Hundreds of firefighters are battling the "East Desert Fire" that began in north Phoenix Sunday and now grew closer to Cave Creek, evacuating more than 100 residents from their homes early Monday morning.

The fire began Sunday and grew to 1,500 acres by Monday with a 50% containment.

RELATED: Mandatory evacuations ordered for Cave Creek after 'East Desert Fire' grows to 1,500 acres

Not only are crews battling the fire from the ground, but from the air too, a critical method to control this fire.

The purpose for an air attack is to get into those areas that will take firefighters hours to get to, fire officials explain.

It also gives the ability to allow crews time to get a game plan together to be able to figure out what they're going to do next.

Five drops of fire retardant were made by Monday afternoon over the growing fire.

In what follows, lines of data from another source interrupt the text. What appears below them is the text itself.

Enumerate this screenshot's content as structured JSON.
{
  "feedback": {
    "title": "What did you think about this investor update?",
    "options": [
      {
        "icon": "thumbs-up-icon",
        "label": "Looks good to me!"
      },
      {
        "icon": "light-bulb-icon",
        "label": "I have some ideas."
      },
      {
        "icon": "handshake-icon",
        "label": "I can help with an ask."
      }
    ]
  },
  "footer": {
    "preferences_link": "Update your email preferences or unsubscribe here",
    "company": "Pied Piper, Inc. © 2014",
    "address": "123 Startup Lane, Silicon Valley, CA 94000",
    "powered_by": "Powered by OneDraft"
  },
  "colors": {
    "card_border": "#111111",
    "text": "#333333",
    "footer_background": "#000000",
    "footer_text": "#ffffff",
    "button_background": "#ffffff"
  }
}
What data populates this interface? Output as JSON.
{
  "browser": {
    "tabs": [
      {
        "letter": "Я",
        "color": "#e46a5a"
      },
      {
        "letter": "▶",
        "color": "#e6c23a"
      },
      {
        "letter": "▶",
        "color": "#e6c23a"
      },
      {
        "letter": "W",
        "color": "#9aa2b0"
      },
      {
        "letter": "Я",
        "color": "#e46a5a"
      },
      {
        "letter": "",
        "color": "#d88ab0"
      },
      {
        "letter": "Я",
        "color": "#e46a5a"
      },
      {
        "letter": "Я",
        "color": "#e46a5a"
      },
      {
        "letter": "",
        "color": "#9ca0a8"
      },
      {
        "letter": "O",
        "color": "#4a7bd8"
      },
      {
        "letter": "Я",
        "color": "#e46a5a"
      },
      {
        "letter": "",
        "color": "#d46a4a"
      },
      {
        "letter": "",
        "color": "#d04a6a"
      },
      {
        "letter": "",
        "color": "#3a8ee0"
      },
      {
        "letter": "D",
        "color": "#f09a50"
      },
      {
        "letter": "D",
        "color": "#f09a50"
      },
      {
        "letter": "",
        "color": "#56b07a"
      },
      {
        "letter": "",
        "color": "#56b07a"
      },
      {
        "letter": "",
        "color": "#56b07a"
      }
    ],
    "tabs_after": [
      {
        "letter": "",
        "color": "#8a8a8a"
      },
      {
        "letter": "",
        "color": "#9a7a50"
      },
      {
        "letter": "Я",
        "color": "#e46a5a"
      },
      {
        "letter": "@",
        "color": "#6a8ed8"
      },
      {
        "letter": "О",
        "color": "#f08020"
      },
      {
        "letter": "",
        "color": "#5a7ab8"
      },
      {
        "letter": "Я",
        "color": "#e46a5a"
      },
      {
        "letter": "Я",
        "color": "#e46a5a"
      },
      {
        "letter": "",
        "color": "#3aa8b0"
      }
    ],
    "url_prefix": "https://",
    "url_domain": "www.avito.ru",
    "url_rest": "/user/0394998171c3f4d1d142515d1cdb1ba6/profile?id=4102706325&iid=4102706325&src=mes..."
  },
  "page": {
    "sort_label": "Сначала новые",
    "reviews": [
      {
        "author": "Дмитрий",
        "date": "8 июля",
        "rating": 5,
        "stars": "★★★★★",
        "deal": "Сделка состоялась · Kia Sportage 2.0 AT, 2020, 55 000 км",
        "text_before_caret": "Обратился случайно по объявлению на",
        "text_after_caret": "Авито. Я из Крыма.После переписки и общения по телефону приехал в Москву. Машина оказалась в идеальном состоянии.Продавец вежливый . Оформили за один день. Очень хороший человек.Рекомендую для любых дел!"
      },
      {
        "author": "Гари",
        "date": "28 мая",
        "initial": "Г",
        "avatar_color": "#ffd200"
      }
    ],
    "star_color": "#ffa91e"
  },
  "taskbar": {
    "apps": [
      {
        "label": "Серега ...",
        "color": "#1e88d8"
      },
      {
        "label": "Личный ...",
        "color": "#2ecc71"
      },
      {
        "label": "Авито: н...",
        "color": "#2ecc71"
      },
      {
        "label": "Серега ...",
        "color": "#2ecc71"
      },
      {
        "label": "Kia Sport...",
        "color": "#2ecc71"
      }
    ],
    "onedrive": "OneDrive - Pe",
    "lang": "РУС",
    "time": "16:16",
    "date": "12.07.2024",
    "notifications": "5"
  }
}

Chris Price, U.S. Forest Service Tanker Base Manager at Gateway Tanker Base says the retardant "self suppresses the fire and does what it normally does, so when you add the other chemicals that go into that, it allows it to stay longer and it also allows it to adhere to the foliage so it sticks around a lot longer than water would."

There's no word yet if more air attacks will happen Monday.